Mandatory Credit: Photo by Alan Messer/REX/Shutterstock (133333jj) DON McLEAN VARIOUS
As far as releases go, 1969 was undeniably spectacular. The year saw the emergence of new bands and so there was no shortage of great music on the airwaves. From ballads to blues rock, there was variety. It was absolute haven for every classic rock fan. Let’s revisit these songs that make us nostalgic:
Led Zeppelin – Whole Lotta Love
Led Zeppelin dropped their first two albums in 1969 and although critics weren’t too impressed with the group, they gained massive following especially as they hit the road in support of their records. Their second album opened with Whole Lotta Love which became one of their best known songs. It’s often voted as having one of the greatest guitar riffs of all time.
Sly and the Family Stone – Thank You (Falettinme Be Mice Elf Agin)
They were at the peak of their popularity but for Sly Stone, he was rather disappointed that people weren’t to the messages they were trying to impart in their songs. Thus, he wrote this. The lyrics also referenced their previous hits and the spelling is a play on “Thank you for letting me be myself again.”
Crosby, Stills & Nash – Suite: Judy Blue Eyes
Stephen Stills wrote this for his then-girlfriend Judy Collins and their imminent breakup. Stills explained that the song “started out as a long narrative poem about my relationship with Judy Collins.” And while he had the words, he also “had a hell of a time getting the music to fit.” It became one of their most popular tracks as it showcased their impeccable harmonies.
Creedence Clearwater Revival – Proud Mary
A single from Bayou Country, it was a major hit for Creedence Clearwater Revival. The song came together after John Fogerty was discharged from the National Guard. He recalled, “By the time I hit ‘Rolling, rolling, rolling on the river,’ I knew I had written my best song. It vibrated inside me.”
The Rolling Stones – Gimme Shelter
The opening track to Let It Bleed, it didn’t chart but it achieved classic status. Written by Mick Jagger and Keith Richards, Jagger told Rolling Stone that it’s “a kind of end-of-the-world song, really. It’s apocalypse.” It touched on the social and political unrest including the Vietnam War.
The Beatles – Come Together
The lead song on Abbey Road, John Lennon initially wrote it for the political campaign of Timothy Leary but when he went to jail for cannabis possession, The Beatles recorded it for their album. Lennon recalled that he “just said, ‘Look, I’ve got no arrangement for you, but you know how I want it.’” He also told them, “Give me something funky.” And that’s what they did.
Joni Mitchell – Both Sides, Now
Although Joni Mitchell wrote it, it was originally recorded by Judy Collins in 1968 and Mitchell released her version the following year. She penned this while on a plane and reading Saul Bellow’s novel Henderson the Rain King.
The Who – Pinball Wizard

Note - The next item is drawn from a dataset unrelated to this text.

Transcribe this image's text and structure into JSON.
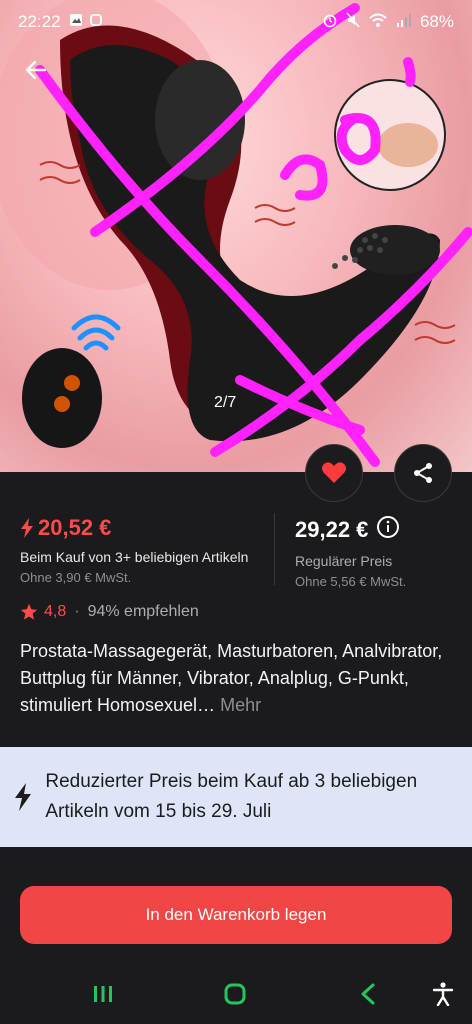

Written by Pete Townshend for their ambitious and epic rock opera Tommy, he had in mind the rock critic Nik Cohn who was going to review their project. He then wrote Pinball Wizard after he found out that Cohn was a fan of pinball machines.
Elvis Presley – Suspicious Minds
Elvis Presley’s last #1 single, it was almost never recorded. It was written by Mark James and produced by Chips Moman. Like most of his songs, Presley’s management wanted half of the publishing rights but Moman refused and even threatened them to stop the recording session. RCA’s Harry Jenkins eventually agreed with Moman because he knew it was going to be a hit.
Norman Greenbaum – Spirit In The Sky
Written by Norman Greenbaum is just fifteen minutes, he revealed that he got the inspiration for the song after watching country music singer Porter Wagoner on TV singing a gospel song. Although he knew nothing about gospel songs, he found it fairly easy to write. It became a gold record.